What made Arthur move from hurt to anger, however, was that when confronted outright Merlin had denied everything. The theft and reasons behind it the prince could forgive, but the denial, when they both knew there was no other answer? No one besides Merlin was allowed unsupervised in Arthur’s chambers. No one else knew where the precious pin was kept. No one else would have known his schedule…

It was damning, and yet his servant had still chosen to lie. Rather than confess and beg forgiveness and then let Arthur offer help, Merlin had become angry and defensive, causing the prince’s blood to boil.

Now Arthur was still fuming and wondering what on earth he was going to do with the boy he’d left shivering in the stocks when he finally returned to Camelot.

Sack him?

Arrest him?

Send him back to Ealdor?

Turn him over to the king?

The heavy clouds above parted for a moment allowing a little sunlight to fight its way through, but rather than raise his mood it just served to darken it further, reminding him that even the weather was conspiring to make him as miserable as possible.

It was going to rain before they could get back, turning the road to churned mud.

Merlin would be drenched and chilled to the bone, condemned to the pillory until Arthur returned. He’d probably take sick…

And it would serve him right, Arthur reminded himself with clenched teeth. The little lying thief should have –


Arthur jerked out of his thoughts, turning at the sound of Leon’s call as the older knight rode up next to him. He didn’t answer, just cocked an annoyed eyebrow at the man and waited impatiently for him to go on.

“Look,” the knight said, grabbing the back of Arthur’s warm traveling cloak and pulling it around to show him the hem.

Something gold glinted in the weak sunlight, mostly hidden in the cloak’s folds. Arthur grabbed it with his fingers and disentangled it, pulling it away.

His missing cloak-pin lay gleaming on the palm of his gloved hand.
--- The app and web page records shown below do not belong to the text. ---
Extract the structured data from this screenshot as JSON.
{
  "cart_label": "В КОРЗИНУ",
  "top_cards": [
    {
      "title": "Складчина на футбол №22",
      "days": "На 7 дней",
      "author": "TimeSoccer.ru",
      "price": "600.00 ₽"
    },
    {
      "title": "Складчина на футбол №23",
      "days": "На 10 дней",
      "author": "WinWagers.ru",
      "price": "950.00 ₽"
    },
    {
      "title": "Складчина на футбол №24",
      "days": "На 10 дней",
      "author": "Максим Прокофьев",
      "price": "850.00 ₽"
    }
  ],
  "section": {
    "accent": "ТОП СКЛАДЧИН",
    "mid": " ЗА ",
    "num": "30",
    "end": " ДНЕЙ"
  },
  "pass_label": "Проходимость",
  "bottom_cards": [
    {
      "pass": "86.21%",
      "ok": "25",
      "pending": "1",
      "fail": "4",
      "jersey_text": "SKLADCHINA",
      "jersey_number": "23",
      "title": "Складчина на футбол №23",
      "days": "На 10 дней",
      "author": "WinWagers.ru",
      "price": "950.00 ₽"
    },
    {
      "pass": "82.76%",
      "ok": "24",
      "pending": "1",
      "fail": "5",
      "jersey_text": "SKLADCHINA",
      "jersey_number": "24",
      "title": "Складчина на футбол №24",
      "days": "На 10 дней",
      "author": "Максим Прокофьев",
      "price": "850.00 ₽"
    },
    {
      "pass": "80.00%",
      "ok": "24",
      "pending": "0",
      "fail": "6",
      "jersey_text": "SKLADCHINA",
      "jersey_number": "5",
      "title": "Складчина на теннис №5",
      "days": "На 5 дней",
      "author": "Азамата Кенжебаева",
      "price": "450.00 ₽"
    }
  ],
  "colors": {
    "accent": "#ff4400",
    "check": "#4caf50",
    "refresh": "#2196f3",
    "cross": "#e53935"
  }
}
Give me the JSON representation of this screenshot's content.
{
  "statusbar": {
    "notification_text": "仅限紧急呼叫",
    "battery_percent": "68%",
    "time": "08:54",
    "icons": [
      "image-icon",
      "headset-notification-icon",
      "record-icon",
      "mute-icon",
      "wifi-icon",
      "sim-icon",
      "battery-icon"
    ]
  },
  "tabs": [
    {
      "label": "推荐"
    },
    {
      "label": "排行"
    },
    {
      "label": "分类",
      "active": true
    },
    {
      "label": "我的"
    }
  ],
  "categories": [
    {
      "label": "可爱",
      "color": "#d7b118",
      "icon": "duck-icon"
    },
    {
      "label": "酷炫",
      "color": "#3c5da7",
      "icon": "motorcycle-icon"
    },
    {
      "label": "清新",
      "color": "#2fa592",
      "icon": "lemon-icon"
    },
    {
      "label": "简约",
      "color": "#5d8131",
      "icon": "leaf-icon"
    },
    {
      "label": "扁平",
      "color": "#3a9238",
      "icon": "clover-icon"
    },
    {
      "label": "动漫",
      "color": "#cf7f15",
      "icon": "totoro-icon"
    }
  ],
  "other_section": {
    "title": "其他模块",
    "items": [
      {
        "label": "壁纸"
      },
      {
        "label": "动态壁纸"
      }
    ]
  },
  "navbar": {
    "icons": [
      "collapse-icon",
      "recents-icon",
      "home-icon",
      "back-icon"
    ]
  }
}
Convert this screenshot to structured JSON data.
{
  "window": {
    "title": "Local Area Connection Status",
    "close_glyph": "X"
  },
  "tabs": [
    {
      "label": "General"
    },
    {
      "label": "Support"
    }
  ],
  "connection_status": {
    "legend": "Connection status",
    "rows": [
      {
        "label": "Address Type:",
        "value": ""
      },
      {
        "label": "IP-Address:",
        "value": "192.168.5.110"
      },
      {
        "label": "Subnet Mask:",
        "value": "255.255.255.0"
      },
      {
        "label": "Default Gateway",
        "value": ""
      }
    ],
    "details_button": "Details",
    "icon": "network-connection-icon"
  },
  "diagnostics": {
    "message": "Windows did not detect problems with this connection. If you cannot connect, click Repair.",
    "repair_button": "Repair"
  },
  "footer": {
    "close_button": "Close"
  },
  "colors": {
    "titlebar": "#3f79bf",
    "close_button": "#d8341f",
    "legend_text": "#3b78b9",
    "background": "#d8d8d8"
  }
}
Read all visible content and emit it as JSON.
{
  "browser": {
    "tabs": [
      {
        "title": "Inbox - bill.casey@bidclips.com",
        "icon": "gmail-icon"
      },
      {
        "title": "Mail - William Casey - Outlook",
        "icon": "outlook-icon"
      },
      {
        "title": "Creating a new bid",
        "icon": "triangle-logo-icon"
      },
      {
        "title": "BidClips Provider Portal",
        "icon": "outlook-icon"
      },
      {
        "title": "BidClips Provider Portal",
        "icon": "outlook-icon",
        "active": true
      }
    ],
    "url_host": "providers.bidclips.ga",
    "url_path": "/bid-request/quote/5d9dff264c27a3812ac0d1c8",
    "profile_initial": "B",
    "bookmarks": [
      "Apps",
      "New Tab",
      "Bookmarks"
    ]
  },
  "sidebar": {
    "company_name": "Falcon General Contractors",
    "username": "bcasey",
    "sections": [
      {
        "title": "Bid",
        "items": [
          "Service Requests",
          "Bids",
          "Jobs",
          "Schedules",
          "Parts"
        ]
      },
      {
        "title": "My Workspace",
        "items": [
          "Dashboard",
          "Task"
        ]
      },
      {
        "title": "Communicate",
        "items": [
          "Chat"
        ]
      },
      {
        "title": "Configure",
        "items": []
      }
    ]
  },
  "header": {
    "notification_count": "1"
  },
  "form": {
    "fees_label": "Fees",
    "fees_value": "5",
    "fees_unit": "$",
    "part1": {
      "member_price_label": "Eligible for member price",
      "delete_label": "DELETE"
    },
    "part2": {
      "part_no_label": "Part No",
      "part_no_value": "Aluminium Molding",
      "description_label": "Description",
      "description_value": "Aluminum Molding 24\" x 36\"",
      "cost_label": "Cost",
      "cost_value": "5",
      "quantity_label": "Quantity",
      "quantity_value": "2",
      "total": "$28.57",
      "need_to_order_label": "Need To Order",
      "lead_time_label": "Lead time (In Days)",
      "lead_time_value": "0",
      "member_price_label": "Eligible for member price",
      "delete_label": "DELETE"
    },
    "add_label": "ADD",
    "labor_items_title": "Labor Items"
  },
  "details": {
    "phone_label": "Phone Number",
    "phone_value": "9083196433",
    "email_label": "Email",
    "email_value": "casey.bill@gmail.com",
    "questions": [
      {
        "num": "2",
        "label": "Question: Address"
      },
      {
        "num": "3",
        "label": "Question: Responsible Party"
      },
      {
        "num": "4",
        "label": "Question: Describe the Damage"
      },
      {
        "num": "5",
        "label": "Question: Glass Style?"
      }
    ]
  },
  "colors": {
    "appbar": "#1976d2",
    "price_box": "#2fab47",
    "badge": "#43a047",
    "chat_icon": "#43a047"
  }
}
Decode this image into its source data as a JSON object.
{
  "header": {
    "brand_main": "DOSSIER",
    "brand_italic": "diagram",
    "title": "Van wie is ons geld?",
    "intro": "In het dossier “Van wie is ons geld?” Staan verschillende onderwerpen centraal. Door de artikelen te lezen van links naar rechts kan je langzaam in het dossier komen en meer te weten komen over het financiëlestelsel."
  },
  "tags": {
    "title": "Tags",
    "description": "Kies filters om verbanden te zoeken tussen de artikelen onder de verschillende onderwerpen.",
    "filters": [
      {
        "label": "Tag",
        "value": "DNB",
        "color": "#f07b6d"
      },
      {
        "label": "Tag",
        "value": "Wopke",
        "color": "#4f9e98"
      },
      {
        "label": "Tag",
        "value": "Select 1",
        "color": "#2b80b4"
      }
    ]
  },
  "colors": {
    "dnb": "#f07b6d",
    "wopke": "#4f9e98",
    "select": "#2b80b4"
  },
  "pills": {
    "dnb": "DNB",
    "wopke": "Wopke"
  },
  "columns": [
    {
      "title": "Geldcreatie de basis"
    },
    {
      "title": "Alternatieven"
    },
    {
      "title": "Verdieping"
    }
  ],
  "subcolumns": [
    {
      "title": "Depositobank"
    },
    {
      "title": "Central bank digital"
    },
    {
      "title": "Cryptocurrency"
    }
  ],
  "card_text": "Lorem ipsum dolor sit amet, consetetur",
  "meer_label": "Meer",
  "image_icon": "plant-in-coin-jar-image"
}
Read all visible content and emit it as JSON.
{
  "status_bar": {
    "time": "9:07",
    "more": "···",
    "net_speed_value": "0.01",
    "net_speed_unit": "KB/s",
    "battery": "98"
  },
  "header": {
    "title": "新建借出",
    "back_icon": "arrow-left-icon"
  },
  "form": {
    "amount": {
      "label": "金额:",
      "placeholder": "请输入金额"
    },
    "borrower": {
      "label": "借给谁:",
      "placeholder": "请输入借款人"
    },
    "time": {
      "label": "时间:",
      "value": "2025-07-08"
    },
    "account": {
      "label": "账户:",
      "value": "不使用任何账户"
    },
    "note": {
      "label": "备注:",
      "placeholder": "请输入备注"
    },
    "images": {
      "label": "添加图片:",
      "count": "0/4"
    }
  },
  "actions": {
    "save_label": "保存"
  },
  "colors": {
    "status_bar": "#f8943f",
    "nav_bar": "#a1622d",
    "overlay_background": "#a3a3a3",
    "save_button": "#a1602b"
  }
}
Leon – the only one who’d been with him when the argument with Merlin had erupted, who’d born the angry manservant off to his punishment with obvious displeasure – gave him a meaningful look.

Then Arthur remembered.

Remembered the last time it had rained and he’d worn his warm cloak, months ago. How Merlin had slipped on the stones of his chambers and hit his head just as Arthur was pulling it off. How he’d tossed the cloak without care onto his bed before grabbing his clumsy and unresponsive idiot up and rushing him to Gaius. How he’d returned several hours later to a room that had been tidied and given it no thought, content in the knowledge that Merlin and his incredibly hard head would be fine.

The prince heaved a sigh, a weary, long-suffering sigh that seemed to start at his toes and travel all the way up to his chest.

And just at that moment, the skies opened up and it started to pour.


Merlin didn’t bother to wipe away the water that was running in rivers down his hair and face as Leon released him from the wooden frame and helped him to straighten for the first time in over eight hours. What was the point? He was already wetter than a drowned dog and just as cold.

“Thanks,” he mumbled quietly to the knight, grimacing as abused muscles screamed at him.

Leon took his wrists and quickly removed the manacles, before looking at him with a strange mixture of pity and anger, though it seemed to Merlin the anger was oddly not directed at him.

“Your face is bruised,” the senior knight said with a frown.

“Big kids, good aim. They found the stash of rotten potatoes,” Merlin answered wearily.

Leon’s expression darkened, but to Merlin’s relief he made no further comment on it.

“Go home and get warm,” he said kindly. “The prince has ordered you to meet him in the stables at dawn, ready for a hunt.”

He must want to pass judgment in private, then, Merlin thought bitterly. Heaven forbid the prat suffer a moment of embarrassment.

Out loud he said nothing, however. Just nodded and slogged wearily toward Gaius’ tower, the small logical part of him that remained untouched by hurt and anger grateful that at least he wasn’t also spending the night in the dungeons.